%%
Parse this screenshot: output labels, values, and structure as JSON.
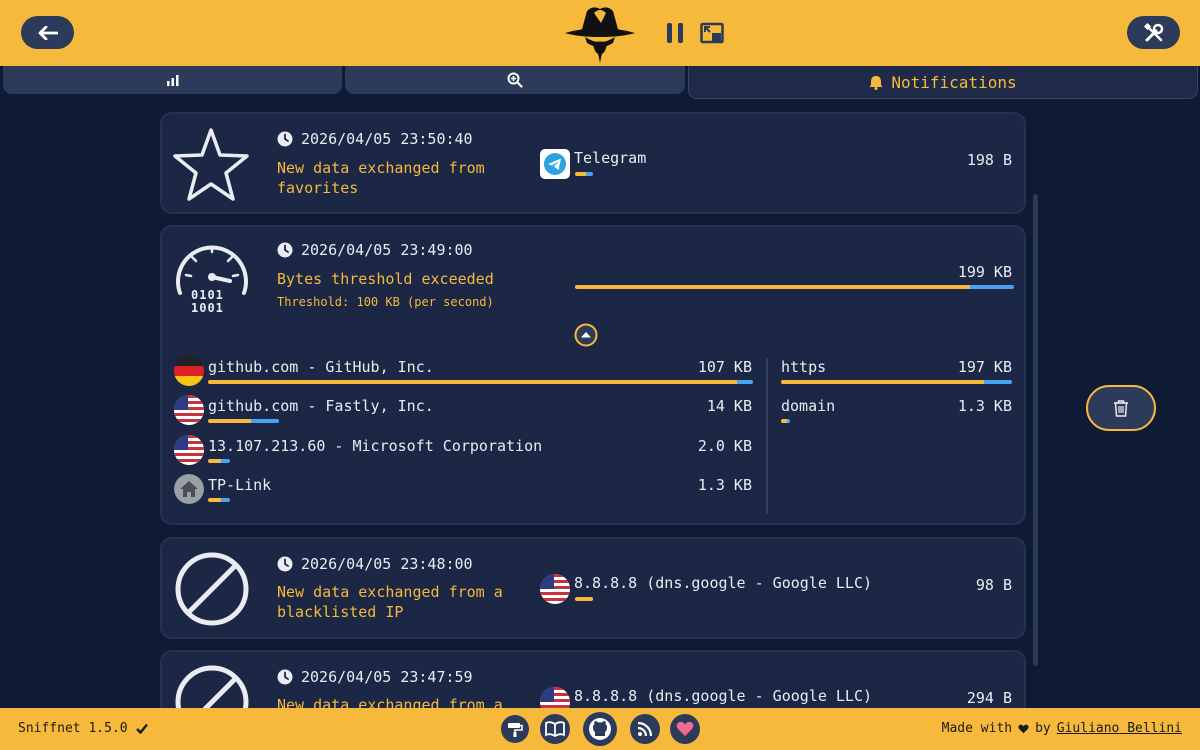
{
  "tabs": {
    "overview_icon": "chart-icon",
    "inspect_icon": "zoom-icon",
    "notifications_label": "Notifications"
  },
  "notifications": [
    {
      "timestamp": "2026/04/05 23:50:40",
      "description": "New data exchanged from favorites",
      "entity": "Telegram",
      "bytes": "198 B",
      "in_fraction": 0.6
    },
    {
      "timestamp": "2026/04/05 23:49:00",
      "description": "Bytes threshold exceeded",
      "threshold": "Threshold: 100 KB (per second)",
      "bytes": "199 KB",
      "in_fraction": 0.9,
      "gauge_text_1": "0101",
      "gauge_text_2": "1001",
      "hosts": [
        {
          "label": "github.com - GitHub, Inc.",
          "value": "107 KB",
          "flag": "DE",
          "bar_fraction": 1.0,
          "in_fraction": 0.97
        },
        {
          "label": "github.com - Fastly, Inc.",
          "value": "14 KB",
          "flag": "US",
          "bar_fraction": 0.13,
          "in_fraction": 0.6
        },
        {
          "label": "13.107.213.60 - Microsoft Corporation",
          "value": "2.0 KB",
          "flag": "US",
          "bar_fraction": 0.04,
          "in_fraction": 0.6
        },
        {
          "label": "TP-Link",
          "value": "1.3 KB",
          "flag": "home",
          "bar_fraction": 0.04,
          "in_fraction": 0.6
        }
      ],
      "services": [
        {
          "label": "https",
          "value": "197 KB",
          "bar_fraction": 1.0,
          "in_fraction": 0.88
        },
        {
          "label": "domain",
          "value": "1.3 KB",
          "bar_fraction": 0.04,
          "in_fraction": 0.6
        }
      ]
    },
    {
      "timestamp": "2026/04/05 23:48:00",
      "description": "New data exchanged from a blacklisted IP",
      "entity": "8.8.8.8 (dns.google - Google LLC)",
      "bytes": "98 B",
      "in_fraction": 1.0
    },
    {
      "timestamp": "2026/04/05 23:47:59",
      "description": "New data exchanged from a",
      "entity": "8.8.8.8 (dns.google - Google LLC)",
      "bytes": "294 B",
      "in_fraction": 1.0
    }
  ],
  "footer": {
    "version": "Sniffnet 1.5.0",
    "made_with": "Made with",
    "by": "by",
    "author": "Giuliano Bellini"
  },
  "colors": {
    "accent": "#f6b93b",
    "background": "#0f1b34",
    "card": "#1b2744",
    "incoming": "#f6b93b",
    "outgoing": "#47a3f3"
  }
}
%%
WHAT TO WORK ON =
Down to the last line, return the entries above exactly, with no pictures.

COMPLETED EXERCISE =
Parse this screenshot: output labels, values, and structure as JSON.
{
  "tabs": {
    "overview_icon": "chart-icon",
    "inspect_icon": "zoom-icon",
    "notifications_label": "Notifications"
  },
  "notifications": [
    {
      "timestamp": "2026/04/05 23:50:40",
      "description": "New data exchanged from favorites",
      "entity": "Telegram",
      "bytes": "198 B",
      "in_fraction": 0.6
    },
    {
      "timestamp": "2026/04/05 23:49:00",
      "description": "Bytes threshold exceeded",
      "threshold": "Threshold: 100 KB (per second)",
      "bytes": "199 KB",
      "in_fraction": 0.9,
      "gauge_text_1": "0101",
      "gauge_text_2": "1001",
      "hosts": [
        {
          "label": "github.com - GitHub, Inc.",
          "value": "107 KB",
          "flag": "DE",
          "bar_fraction": 1.0,
          "in_fraction": 0.97
        },
        {
          "label": "github.com - Fastly, Inc.",
          "value": "14 KB",
          "flag": "US",
          "bar_fraction": 0.13,
          "in_fraction": 0.6
        },
        {
          "label": "13.107.213.60 - Microsoft Corporation",
          "value": "2.0 KB",
          "flag": "US",
          "bar_fraction": 0.04,
          "in_fraction": 0.6
        },
        {
          "label": "TP-Link",
          "value": "1.3 KB",
          "flag": "home",
          "bar_fraction": 0.04,
          "in_fraction": 0.6
        }
      ],
      "services": [
        {
          "label": "https",
          "value": "197 KB",
          "bar_fraction": 1.0,
          "in_fraction": 0.88
        },
        {
          "label": "domain",
          "value": "1.3 KB",
          "bar_fraction": 0.04,
          "in_fraction": 0.6
        }
      ]
    },
    {
      "timestamp": "2026/04/05 23:48:00",
      "description": "New data exchanged from a blacklisted IP",
      "entity": "8.8.8.8 (dns.google - Google LLC)",
      "bytes": "98 B",
      "in_fraction": 1.0
    },
    {
      "timestamp": "2026/04/05 23:47:59",
      "description": "New data exchanged from a",
      "entity": "8.8.8.8 (dns.google - Google LLC)",
      "bytes": "294 B",
      "in_fraction": 1.0
    }
  ],
  "footer": {
    "version": "Sniffnet 1.5.0",
    "made_with": "Made with",
    "by": "by",
    "author": "Giuliano Bellini"
  },
  "colors": {
    "accent": "#f6b93b",
    "background": "#0f1b34",
    "card": "#1b2744",
    "incoming": "#f6b93b",
    "outgoing": "#47a3f3"
  }
}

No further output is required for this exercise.